── The data

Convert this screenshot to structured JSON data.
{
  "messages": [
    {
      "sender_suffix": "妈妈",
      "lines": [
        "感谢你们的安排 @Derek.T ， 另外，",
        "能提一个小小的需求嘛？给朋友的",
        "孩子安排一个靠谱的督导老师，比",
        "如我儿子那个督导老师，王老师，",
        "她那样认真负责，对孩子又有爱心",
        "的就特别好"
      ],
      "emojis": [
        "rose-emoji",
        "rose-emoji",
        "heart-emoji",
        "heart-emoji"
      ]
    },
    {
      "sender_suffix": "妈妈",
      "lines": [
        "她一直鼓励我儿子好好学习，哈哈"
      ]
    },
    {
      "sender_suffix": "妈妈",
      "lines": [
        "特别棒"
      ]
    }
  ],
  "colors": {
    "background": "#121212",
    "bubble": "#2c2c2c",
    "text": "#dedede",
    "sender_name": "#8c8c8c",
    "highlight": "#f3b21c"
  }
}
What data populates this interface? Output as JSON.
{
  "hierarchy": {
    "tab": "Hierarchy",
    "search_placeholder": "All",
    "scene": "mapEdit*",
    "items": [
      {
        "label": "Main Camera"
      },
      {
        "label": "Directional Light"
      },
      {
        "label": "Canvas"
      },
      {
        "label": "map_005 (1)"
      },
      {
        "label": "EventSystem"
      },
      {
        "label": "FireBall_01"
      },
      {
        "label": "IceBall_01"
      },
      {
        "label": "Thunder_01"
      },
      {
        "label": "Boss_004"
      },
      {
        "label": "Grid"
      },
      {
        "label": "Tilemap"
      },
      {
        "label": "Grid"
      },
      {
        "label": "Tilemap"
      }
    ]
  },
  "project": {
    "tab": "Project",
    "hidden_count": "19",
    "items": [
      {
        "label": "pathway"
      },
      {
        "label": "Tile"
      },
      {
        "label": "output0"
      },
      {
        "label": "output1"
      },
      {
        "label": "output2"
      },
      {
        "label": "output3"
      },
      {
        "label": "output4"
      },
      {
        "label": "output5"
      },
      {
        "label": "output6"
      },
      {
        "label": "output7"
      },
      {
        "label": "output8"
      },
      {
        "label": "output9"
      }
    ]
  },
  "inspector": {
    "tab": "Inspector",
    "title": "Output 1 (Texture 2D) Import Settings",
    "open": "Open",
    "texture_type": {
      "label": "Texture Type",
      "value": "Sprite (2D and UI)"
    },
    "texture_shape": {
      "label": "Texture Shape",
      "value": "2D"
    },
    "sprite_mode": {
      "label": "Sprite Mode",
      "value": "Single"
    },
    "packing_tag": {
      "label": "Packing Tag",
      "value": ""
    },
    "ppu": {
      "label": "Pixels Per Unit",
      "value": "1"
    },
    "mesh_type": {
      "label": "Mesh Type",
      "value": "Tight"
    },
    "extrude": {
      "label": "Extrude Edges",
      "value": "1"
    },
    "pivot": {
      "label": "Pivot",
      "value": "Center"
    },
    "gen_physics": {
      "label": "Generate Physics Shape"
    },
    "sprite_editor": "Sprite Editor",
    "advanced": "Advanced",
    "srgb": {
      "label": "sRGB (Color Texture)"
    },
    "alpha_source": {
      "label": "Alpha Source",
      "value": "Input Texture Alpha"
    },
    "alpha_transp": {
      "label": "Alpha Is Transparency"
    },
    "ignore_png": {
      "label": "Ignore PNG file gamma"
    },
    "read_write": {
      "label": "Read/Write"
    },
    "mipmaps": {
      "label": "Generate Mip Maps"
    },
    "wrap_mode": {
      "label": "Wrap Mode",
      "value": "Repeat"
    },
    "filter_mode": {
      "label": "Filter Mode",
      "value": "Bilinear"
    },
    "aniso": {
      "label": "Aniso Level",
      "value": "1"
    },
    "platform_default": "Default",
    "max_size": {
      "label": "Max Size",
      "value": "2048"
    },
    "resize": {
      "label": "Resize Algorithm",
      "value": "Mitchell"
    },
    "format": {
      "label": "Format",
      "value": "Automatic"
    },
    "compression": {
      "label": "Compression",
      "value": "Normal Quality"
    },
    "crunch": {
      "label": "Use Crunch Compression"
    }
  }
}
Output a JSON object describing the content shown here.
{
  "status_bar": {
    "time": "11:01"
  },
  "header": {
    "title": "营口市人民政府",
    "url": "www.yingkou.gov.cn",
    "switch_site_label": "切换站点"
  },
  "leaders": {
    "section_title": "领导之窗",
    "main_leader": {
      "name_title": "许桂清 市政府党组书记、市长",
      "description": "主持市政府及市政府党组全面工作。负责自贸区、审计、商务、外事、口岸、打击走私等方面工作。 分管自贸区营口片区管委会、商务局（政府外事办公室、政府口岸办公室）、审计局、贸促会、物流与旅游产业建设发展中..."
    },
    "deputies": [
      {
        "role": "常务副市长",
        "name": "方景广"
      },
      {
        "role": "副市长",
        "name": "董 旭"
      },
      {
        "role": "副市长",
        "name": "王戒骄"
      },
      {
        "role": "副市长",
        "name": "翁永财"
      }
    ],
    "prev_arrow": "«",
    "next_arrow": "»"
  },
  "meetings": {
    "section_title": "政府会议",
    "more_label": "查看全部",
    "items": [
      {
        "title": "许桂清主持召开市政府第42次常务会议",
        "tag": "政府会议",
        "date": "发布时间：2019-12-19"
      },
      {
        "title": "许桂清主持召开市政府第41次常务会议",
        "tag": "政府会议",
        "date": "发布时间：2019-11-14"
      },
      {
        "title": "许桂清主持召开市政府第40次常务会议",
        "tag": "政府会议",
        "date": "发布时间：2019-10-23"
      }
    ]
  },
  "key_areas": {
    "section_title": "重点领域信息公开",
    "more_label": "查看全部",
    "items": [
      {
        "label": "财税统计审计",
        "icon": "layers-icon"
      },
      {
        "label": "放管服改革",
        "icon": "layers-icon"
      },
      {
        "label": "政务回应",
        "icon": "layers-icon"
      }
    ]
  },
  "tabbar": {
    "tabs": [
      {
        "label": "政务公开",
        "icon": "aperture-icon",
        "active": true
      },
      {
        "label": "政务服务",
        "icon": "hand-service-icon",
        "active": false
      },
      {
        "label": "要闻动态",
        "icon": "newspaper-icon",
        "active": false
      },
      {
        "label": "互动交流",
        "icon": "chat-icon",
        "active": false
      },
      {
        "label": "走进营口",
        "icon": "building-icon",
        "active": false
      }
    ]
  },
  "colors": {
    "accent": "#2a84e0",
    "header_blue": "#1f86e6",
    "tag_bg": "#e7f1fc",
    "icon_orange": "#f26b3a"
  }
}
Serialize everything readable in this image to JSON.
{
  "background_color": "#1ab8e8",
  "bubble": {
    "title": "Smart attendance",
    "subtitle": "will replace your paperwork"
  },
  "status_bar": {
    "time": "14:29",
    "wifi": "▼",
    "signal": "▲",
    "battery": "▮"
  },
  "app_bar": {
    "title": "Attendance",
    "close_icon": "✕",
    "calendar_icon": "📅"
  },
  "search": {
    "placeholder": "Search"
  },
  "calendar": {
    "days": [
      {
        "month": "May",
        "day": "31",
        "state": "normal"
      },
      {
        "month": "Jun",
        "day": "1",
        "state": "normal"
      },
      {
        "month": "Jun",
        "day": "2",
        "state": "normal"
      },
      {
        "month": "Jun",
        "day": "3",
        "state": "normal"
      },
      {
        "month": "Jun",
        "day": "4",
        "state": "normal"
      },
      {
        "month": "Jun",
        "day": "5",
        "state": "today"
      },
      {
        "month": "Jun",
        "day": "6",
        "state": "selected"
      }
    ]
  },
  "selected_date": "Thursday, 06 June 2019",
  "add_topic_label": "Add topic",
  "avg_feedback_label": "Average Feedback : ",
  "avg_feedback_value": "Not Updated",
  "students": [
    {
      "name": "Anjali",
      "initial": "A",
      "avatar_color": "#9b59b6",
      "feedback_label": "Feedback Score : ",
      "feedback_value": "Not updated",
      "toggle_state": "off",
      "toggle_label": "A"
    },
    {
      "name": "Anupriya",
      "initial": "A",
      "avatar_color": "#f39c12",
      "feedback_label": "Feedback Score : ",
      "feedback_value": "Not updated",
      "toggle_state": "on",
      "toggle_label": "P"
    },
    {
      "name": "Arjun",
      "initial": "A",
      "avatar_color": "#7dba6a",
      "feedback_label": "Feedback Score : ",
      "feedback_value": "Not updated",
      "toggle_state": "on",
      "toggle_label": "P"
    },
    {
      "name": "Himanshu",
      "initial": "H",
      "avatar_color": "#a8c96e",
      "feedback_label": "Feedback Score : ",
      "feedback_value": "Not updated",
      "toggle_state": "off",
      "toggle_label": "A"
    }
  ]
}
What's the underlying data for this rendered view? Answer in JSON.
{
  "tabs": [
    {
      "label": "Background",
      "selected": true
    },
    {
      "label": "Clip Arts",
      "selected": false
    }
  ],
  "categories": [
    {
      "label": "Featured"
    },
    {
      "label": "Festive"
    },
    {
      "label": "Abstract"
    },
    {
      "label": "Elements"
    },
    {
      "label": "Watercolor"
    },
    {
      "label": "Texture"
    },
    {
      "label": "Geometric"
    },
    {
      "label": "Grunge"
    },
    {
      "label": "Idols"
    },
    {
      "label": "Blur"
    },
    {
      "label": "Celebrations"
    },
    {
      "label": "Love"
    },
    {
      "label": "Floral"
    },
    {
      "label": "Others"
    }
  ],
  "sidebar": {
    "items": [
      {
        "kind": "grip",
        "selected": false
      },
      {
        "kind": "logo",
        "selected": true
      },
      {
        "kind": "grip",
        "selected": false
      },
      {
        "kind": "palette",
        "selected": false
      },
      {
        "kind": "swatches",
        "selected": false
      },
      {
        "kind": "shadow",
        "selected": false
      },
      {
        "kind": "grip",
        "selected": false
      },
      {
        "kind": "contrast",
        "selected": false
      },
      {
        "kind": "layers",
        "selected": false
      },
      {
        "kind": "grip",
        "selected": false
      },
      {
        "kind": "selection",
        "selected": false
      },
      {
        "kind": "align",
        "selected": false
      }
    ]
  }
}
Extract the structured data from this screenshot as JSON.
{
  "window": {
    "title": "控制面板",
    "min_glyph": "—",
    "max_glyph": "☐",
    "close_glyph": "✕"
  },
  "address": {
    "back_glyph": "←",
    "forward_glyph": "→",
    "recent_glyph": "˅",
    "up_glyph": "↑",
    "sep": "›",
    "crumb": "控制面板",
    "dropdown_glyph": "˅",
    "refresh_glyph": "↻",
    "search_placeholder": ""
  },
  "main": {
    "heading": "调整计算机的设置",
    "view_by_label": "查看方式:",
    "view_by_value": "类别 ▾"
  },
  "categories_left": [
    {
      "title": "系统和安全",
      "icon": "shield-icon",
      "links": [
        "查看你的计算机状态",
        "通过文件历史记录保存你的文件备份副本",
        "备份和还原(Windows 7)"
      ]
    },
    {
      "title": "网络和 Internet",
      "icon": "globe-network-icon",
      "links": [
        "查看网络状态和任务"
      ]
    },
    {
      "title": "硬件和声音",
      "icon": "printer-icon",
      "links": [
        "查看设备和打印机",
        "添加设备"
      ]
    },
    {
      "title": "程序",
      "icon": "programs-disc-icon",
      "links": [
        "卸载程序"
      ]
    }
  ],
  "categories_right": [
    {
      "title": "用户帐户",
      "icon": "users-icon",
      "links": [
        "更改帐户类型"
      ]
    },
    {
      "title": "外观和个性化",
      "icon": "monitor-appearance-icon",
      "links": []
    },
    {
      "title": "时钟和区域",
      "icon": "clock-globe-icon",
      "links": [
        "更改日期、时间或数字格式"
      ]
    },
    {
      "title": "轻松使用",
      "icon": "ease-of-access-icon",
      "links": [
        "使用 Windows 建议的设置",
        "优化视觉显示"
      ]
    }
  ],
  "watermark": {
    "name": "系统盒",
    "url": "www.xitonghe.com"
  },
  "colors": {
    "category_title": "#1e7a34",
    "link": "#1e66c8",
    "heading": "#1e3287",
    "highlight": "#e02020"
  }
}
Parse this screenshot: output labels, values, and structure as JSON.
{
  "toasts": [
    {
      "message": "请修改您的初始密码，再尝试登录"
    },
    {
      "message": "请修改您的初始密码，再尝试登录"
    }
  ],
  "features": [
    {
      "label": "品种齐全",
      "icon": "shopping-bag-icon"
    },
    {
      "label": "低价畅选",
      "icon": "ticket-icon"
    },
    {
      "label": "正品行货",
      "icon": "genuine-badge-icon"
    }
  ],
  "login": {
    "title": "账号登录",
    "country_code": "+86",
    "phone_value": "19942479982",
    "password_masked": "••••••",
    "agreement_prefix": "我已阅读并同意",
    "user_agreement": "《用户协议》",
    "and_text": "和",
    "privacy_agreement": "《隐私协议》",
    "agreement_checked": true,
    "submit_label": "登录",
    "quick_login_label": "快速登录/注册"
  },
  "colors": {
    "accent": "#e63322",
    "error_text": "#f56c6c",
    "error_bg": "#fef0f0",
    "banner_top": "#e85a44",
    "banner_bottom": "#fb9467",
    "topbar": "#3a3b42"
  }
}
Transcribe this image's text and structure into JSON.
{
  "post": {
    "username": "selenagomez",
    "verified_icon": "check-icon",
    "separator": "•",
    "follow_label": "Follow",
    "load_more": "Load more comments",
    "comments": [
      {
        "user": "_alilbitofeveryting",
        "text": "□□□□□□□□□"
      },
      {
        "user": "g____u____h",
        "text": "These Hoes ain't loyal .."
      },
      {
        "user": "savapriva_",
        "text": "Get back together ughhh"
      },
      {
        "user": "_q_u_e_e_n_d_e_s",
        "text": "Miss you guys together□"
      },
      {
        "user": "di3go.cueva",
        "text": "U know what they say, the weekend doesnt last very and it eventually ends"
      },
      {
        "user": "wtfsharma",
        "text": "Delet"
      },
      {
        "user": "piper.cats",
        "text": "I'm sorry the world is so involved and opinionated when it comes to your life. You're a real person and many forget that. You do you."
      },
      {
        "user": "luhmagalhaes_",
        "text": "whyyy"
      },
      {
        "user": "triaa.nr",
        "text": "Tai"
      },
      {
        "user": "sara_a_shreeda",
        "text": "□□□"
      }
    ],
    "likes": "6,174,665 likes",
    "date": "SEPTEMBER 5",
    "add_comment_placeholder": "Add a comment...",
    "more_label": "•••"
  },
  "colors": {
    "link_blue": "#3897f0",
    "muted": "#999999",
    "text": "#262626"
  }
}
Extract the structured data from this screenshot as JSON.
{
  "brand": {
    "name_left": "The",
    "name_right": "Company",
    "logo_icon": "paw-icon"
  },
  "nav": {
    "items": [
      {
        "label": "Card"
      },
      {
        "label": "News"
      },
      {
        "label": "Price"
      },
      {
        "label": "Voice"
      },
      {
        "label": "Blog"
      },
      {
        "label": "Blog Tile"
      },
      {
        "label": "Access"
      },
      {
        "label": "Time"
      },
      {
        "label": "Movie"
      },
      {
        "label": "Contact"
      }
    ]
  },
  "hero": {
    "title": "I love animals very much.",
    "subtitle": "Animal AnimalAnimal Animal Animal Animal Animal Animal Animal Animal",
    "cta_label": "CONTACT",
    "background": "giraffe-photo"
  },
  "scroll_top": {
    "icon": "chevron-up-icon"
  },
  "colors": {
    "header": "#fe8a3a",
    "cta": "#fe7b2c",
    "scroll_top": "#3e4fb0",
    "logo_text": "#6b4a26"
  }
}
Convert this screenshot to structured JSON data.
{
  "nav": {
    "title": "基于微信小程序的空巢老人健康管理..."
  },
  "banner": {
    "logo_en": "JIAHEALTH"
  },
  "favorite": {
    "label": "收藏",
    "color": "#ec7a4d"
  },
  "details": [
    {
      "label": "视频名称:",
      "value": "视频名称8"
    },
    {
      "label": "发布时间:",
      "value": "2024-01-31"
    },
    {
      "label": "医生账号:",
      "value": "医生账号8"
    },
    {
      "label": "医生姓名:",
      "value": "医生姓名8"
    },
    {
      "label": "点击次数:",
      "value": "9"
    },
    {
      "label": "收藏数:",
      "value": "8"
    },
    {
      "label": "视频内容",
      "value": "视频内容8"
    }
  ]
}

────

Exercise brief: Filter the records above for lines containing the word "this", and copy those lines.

Finished task:
Convert this screenshot to structured JSON data.
What data populates this interface? Output as JSON.
Serialize everything readable in this image to JSON.
What's the underlying data for this rendered view? Answer in JSON.
Extract the structured data from this screenshot as JSON.
Parse this screenshot: output labels, values, and structure as JSON.
Transcribe this image's text and structure into JSON.
Extract the structured data from this screenshot as JSON.
Convert this screenshot to structured JSON data.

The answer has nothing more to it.